Housing and household utensils in medieval Europe

Housing and household utensils in medieval Europe

The general appearance of housing and household utensils indicated the occupation and the status of the owners. The type of housing was influenced by geographical conditions.

People then lived predominantly in the countryside. The villages, large and small, were located near the castle. In the mountainous areas, peasants could settle in hamlets. The peasant houses were mostly wooden, and the roofs were thatched. Often they built houses on a wooden frame, filled and smeared with clay. In southern Europe, peasant housing was built of stone. The poorest peasants huddled in dugouts. In the peasant’s house there were two rooms and an attic, where, usually, the hay was built. The doors opened directly into the single living room, and the other was used as a barn. In the rooms there

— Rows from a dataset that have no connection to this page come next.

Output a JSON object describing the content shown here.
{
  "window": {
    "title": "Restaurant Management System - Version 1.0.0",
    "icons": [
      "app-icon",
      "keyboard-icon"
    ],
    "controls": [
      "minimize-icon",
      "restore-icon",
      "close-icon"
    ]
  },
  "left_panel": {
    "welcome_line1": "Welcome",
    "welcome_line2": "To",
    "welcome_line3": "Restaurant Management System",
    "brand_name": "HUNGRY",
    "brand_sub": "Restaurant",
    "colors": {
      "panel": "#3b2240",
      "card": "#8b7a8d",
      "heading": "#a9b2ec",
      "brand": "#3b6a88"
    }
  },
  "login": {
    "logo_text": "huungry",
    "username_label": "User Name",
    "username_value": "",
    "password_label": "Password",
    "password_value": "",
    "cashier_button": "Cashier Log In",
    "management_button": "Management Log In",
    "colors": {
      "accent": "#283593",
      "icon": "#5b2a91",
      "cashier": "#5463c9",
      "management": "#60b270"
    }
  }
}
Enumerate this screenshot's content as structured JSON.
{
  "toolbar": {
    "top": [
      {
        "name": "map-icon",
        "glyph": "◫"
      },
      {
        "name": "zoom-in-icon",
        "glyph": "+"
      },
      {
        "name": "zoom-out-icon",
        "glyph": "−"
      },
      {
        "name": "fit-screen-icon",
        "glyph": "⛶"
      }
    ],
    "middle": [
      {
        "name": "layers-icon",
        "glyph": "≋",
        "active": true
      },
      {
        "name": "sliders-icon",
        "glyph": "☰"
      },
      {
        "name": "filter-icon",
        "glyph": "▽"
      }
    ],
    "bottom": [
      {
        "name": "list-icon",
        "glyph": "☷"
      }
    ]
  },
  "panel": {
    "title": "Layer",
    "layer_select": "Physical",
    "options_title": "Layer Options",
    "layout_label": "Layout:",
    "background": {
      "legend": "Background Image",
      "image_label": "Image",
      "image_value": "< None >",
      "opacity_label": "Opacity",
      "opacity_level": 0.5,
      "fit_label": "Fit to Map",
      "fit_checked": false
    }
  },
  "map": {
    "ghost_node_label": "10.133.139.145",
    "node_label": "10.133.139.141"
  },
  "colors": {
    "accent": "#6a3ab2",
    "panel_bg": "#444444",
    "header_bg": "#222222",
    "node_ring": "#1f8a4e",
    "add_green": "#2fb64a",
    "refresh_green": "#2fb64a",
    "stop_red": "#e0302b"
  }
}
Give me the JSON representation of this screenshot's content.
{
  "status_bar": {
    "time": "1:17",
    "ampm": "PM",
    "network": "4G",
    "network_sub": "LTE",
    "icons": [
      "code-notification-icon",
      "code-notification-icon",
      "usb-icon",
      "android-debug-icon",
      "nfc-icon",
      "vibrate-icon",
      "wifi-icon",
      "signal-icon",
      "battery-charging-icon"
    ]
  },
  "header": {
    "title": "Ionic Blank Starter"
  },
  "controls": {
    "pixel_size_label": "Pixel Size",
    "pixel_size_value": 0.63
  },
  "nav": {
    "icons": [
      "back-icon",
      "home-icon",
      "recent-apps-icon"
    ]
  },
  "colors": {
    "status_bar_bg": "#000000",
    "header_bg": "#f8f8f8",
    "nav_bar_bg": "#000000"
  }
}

were no windows, and therefore there was always a twilight in them. Most huts were smoke-filled and heated with open fire and smoke. Often under the same roof with people wintering and cattle.

Since the XIII century, in the cities are built narrow stone houses from two-story to four-story, which was explained by the limited territory of the city itself. It was in such houses that most of the citizens lived. On the first floor there were shops or workshops, a hall or a room for work and rest. Bedrooms were on the second floor, so that the personal life of the owners would not strike strangers.

Sometimes artisans set up a workshop on the second floor: jewelers for security reasons; weavers to use maximum illumination. The rooms were small.

The houses of the urban elite differed in size and luxurious finish. During their construction, the architecture of the feudal castle was repeated; the presence of a festive hall and a round tower was compulsory. In addition, the house was equipped with a chapel. The house was surrounded by a courtyard with a garden and utility rooms. The hosts were at home depending on their status and way of life.

The windows in the houses were considered a luxury item. As in the palaces of the nobility, and in the dwellings of the townspeople, they were narrow and consisted of many small

windows, because the glass was made in small sizes. In addition, it was also very expensive, so in winter, the window hole was tightened with a stained cloth or covered with carved shutters. Poor people, window openings were covered with ordinary boards.

Inside the houses there was always a semi-darkness. In rich houses, the central hall, except for the hearth, was also illuminated with metal or clay scraps. In small rooms on the walls torches burned, giving more smoke than light. Candles were used only in the premises of rich feudal lords, churches and monasteries. Because the wax was very expensive, candles were often made from unfit for eating animal fat. They were horribly smeared, so the walls and ceilings in the medieval houses were black from soot. This, however, at that time no one paid attention.

Furniture in the houses of peasants or poor townspeople was a little: a chest, a rough wooden table, two benches, a cradle. From kitchen utensils – kazan, clay, wooden and even pewter utensils.

In the houses of wealthy townspeople and feudal lords the furniture was more refined: tables of different sizes, made not only of wood, but also of stone and metal; benches or stools for sitting; lari for clothes and linen. The outer clothing was hung on reindeer horns, and the pants and shirt were removed and hidden under the pillow.

The most prestigious was considered to have a beautiful and comfortable bed, up to four meters wide. Above her hung Baldakhin, leaning on carved wooden posts. The bed was covered with hay or straw, the mattress was put on top from a feather or weaving waste. Pillows were cotton or fluffy. Coverlets were padded with fur or a feather. They were predominantly red in color, attributed to the ability to prevent various diseases. Servants slept on lavas or chests.

The walls and ceilings were painted only in the premises of very rich people. Yes, and could not afford to pave the floor with multi-colored tiles. Usually the floor was covered with thatched paths. In rich houses, to keep warm, the stone walls were covered with carpets brought from the east. Since the XII century., For heating the rooms began to put fireplaces. However, the fireplace gave a little heat, and it was possible to warm up only sitting right next to it. The situation changed for the better only with the advent of the XIV century. tiled stoves.

Over time, people have the desire to make their home more comfortable and cozy. In families with average income, too, there are exquisite items, selected with taste: candlesticks, metal stands for reading and writing, cabinets for expensive utensils, etc. Items of silver and gold, which only kings and nobles could boast of before, appear in dwellings of wealthy townspeople. They began to distinguish between the dining room and kitchen utensils. Items of tableware – real masterpieces – were made by talented jewelers. It is known that in 1380, at the request of the French King Charles V, a gold saltcellar was made in the form of a ship decorated with 32 precious stones and 52 pearls.

The bowl is a small clay dish in the form of a saucer, which was filled with oil, lard and used for lighting, putting a wick. Another name is Kaganets.

Baldahin – canopy made of cloth on poles or poles above the throne, bed, burdens, etc.


Housing and household utensils in medieval Europe